James Joyce’s Ulysses was published in Paris in 1922. It details the travels around one city - Dublin - on one day - 16 June 1904 - by one Leopold Bloom.
So successful was Ulysses that 16 June became ‘Bloomsday’.
Join Matthew Campbell as he hosts a variety of critics and artists from the University of York for an unforgettable Bloomsday salon to celebrate the 100th anniversary of Joyce’s masterpiece.
Contributors include York’s own Joyce and modernism experts: James Williams from English, Michael White from History of Art, and Catherine Laws and Daniel March from music. The eminent Joycean Derek Attridge will also speak at the event. Matthew Campbell from English will be the MC.
There will be short talks and musical turns on some aspects of the book, from its relationship with Homer to its deep engagement with music hall song. Along the way we will think about such things as censorship and experiment, performance and politics, the modern novel and the human.
Refreshments (alcoholic or non-alcoholic) included.
This event is supported by the University of York’s Centre for Modern Studies.
About the speakers
Derek Attridge is professor emeritus at the University of York. He has published many books on modernism, theory, South African literature and poetry. He is well known as a Joyce scholar, having published several works on this author and served for many years as a Trustee of the International James Joyce Foundation.

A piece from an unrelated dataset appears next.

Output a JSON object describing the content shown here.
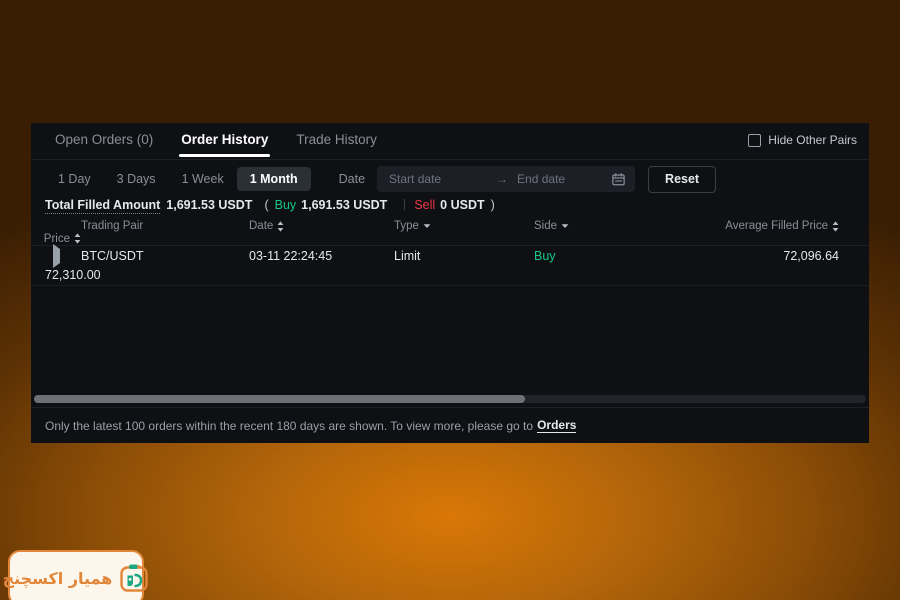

Matthew Campbell has written widely on poetry from the late eighteenth century up to the present day. Recent publications include a book about nineteenth-century poetry from and about Ireland and various articles and essays on Irish poetry and poetics as well as on James Joyce.
Catherine Laws is a pianist and musicologist and researches performance; contemporary music and experimental music practices; music and embodiment/subjectivity/identity; music and language; Samuel Beckett.
Daniel March is a musicologist and composer. He researches the analysis of contemporary music; minimalism; specific non-western repertoire and traditions.
Michael White is an expert in twentieth-century European avant-gardes, especially Dada and Constructivism; modernist architecture and design.
James Williams’s areas of interest are poetry and poetics; the literature of the long nineteenth century (British, American, and French); the literature of nonsense; formal and stylistic dimensions of writing; and the Anglo-American libretto.